During a brief news conference in Lexington in South Carolina, Walker maintained he’s not pushing to save the ban on adults, saying “it’s up to the Boy Scouts,” and sought to clarify his earlier remarks about protecting scouts that invoked the ire of LGBT advocates, according to the New York Times.
“The protection was not a physical protection,” Walker is quoted as saying, but rather about “protecting them from being involved in the very thing you’re talking about right now, the political and media discussion about it, instead of just focusing on what Scouts is about, which is about camping and citizenship and things of that nature.”
The Boy Scouts already lifted in 2013 its ban on children who identify as gay from taking part in the organization, but on Monday the executive committee unanimously approved a resolution that would allow gay adults to serve as leaders. A final vote on the resolution is set for July 27.
The two-term Wisconsin governor was quoted Tuesday as making the controversial remarks about the proposed change in response to a question from the Independent Journal Review, a publication for millennials.
“I was an Eagle Scout, my kids have been involved, Tonette (Walker) was a den mother,” Walker reportedly. “I have had a lifelong commitment to the Scouts and support the previous membership policy because it protected children and advanced Scout values.”
Walker has a reputation for running for president in opposition to LGBT rights.

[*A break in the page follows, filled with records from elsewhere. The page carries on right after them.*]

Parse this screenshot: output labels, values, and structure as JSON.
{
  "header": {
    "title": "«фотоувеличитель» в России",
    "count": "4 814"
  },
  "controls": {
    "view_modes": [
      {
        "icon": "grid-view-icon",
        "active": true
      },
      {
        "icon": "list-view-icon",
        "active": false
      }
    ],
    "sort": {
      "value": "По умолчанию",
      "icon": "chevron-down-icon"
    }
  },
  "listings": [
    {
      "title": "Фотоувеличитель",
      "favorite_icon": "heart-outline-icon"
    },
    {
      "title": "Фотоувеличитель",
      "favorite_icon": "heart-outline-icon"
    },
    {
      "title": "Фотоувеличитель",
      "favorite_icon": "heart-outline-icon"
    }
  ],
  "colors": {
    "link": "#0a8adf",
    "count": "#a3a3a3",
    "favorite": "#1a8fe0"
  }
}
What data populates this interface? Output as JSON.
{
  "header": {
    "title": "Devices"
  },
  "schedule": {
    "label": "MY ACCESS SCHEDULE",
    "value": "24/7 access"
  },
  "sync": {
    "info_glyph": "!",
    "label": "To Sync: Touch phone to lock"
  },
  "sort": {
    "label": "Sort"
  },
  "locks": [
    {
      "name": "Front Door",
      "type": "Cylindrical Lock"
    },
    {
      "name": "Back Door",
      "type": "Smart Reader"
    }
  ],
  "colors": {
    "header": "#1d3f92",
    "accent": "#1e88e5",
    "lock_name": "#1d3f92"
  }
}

Unlike other Republican candidates like Jeb Bush or Marco Rubio, Walker has endorsed the idea of a U.S. constitutional amendment against the U.S. Supreme Court ruling in favor of same-sex marriage that would return the issue to the states.
Chad Griffin, president of the Human Rights Campaign, had previously called on Walker to apologize for his remarks on the Boy Scouts and said via Twitter his attempt to recast his comment isn’t enough.
— Chad Griffin (@ChadHGriffin) July 15, 2015